Your task:
Check each line of the entries. Copy the ones that contain the string "kind".

Source material:

==*==

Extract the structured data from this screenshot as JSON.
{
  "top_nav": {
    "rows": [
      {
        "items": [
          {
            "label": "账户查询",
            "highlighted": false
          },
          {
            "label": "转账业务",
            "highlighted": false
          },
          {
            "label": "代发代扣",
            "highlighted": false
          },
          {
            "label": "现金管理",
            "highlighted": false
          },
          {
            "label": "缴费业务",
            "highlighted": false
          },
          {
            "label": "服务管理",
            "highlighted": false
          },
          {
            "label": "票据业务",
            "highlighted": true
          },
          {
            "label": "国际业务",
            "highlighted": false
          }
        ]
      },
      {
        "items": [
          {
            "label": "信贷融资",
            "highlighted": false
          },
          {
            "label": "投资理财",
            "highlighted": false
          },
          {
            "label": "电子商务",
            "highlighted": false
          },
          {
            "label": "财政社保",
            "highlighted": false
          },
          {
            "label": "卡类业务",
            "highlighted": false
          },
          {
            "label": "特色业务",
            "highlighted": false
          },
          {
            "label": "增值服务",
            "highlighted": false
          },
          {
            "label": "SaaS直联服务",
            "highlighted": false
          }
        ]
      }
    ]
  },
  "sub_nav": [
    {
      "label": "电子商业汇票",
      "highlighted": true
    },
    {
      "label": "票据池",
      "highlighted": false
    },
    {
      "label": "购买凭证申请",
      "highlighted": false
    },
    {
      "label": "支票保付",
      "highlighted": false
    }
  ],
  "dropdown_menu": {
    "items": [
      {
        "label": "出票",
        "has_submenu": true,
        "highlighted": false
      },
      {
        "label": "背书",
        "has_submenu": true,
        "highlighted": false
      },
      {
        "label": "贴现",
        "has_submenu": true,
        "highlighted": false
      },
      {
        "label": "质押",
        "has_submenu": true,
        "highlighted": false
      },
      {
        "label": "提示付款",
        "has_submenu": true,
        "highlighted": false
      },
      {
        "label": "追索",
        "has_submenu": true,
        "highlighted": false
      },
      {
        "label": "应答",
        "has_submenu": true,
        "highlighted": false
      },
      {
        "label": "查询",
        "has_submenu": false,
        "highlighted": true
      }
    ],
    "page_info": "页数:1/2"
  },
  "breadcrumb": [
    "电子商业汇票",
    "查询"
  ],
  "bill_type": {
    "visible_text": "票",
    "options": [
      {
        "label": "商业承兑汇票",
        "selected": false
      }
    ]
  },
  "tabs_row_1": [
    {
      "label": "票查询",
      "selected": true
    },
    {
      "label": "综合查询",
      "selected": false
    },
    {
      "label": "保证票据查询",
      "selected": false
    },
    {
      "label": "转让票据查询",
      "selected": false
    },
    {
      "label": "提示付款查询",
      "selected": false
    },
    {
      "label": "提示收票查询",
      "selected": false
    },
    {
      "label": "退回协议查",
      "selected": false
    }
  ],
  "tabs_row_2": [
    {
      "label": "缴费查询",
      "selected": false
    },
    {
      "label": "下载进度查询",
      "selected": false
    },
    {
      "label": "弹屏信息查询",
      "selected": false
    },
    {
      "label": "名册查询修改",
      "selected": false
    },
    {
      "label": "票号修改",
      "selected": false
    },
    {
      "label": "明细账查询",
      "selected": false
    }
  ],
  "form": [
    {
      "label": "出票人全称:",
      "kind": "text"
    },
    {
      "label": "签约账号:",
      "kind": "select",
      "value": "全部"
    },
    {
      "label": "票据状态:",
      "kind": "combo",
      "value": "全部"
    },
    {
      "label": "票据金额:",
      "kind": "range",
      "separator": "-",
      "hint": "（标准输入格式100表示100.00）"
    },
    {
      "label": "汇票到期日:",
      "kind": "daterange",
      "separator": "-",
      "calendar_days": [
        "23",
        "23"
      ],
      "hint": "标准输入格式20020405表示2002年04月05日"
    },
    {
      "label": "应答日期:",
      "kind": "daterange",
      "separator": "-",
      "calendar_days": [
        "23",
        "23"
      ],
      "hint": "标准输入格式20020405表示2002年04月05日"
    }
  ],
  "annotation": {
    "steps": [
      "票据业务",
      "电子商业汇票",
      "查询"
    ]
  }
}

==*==

Response:
      "kind": "text"
      "kind": "select",
      "kind": "combo",
      "kind": "range",
      "kind": "daterange",
      "kind": "daterange",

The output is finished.